Get your sinister laugh ready…for only $34 a month, you too can be a bad guy. According to the new cyber report from Deloitte, the entry level cost to enter a life of cyber-crime is so shockingly low that just about anyone can jump on the evil bandwagon.
According to KnowBe4, “When you picture a cybercriminal organization today, you should be thinking about a group of individuals who run their operations like a business; concerned with profit and loss, looking for ways to execute as inexpensively as possible, while yielding the largest return. But what you don’t necessarily need to have in that vision is an organization with a large cash reserve.”
Deloitte’s recent report, Black-market ecosystem: Estimating the cost of “Ownership”, suggests that the cost of running a campaign is so low, it’s downright reasonable as a business model for even the smallest cybercriminal business.
At this cheap price, I could get my nails done or hack a few businesses on a Saturday afternoon.
Here are the entry level costs:
The numbers lead us to a few conclusions:
Crime Will Spread: Cybercriminals have discovered the franchise model. They are now in the business of building evil tools and selling off their use. Ouch…
Lines are Blurring Between Good and Bad: It’s incredibly cheap for anyone wanting to engage in cyberattacks to do so without incurring a ton of cost up front.
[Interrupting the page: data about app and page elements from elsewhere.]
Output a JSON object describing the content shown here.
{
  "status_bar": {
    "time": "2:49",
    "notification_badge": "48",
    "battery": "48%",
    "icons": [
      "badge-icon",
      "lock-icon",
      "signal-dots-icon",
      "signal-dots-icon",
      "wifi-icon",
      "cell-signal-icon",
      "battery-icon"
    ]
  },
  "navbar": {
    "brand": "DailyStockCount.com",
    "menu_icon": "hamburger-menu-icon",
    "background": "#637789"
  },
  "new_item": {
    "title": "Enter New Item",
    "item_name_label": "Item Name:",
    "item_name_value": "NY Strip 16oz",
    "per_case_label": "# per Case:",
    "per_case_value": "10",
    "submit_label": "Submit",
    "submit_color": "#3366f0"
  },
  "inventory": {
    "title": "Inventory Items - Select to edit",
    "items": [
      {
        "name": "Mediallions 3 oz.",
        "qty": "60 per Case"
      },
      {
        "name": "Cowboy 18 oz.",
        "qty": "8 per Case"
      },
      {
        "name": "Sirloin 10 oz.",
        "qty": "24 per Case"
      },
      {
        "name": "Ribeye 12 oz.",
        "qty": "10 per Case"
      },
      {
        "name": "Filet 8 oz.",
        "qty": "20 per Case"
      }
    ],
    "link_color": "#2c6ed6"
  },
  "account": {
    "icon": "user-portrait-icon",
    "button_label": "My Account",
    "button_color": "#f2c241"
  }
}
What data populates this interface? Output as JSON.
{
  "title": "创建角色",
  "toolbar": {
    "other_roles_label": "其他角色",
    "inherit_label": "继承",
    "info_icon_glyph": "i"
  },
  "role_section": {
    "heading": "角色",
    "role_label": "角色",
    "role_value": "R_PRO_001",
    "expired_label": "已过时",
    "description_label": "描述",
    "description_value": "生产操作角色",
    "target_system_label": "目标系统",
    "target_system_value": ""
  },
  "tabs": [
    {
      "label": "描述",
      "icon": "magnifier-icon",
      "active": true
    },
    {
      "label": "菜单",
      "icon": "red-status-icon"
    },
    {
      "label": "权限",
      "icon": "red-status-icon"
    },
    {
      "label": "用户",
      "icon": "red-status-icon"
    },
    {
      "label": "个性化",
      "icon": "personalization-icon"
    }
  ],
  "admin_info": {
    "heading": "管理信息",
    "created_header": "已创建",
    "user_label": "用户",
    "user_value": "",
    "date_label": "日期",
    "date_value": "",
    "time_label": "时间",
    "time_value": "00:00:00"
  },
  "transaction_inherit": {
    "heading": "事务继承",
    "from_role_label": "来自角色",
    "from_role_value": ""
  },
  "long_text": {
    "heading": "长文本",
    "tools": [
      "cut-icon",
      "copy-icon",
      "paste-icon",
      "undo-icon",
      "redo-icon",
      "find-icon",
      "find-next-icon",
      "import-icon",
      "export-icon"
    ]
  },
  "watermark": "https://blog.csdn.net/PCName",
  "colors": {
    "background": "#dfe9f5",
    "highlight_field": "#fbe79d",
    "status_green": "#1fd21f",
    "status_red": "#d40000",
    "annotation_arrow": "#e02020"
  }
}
This incentivizes desperate people in suffering economies to choose to forage instead of to produce-to pick crime instead of a life of integrity.
Security is Never More Crucial: Gone are the days of hiring your 20 year old nephew to handle your IT. Simple security measures will no longer cut it.
Cybercriminal organizations are in the market competing for the sales of their criminal products(just like the good guys) – and that means they are developing the most effective and impactful bad guy software possible, and improving on it daily.
What to do?
To combat the cyber crime invasion, businesses need to have a layered defense in place that includes protecting the entire perimeter (email and internet), the endpoint (anti-virus, endpoint protection, etc.), and the user (with Security Awareness Training). Using a multi-layered defense that includes the user, organizations reduce the risk of the majority of attacks that rely on social engineering (e.g., phishing, vishing, and smishing) to compromise endpoints or users.
Because money is no longer a barrier to hackers and the threat of crime is increasing daily, organizations need to be more prepared than ever to defend their business.
If you need assistance with a cybersecurity plan for your business give DarkHound SecOps a call at 714-463-6145 or contact us at [email protected]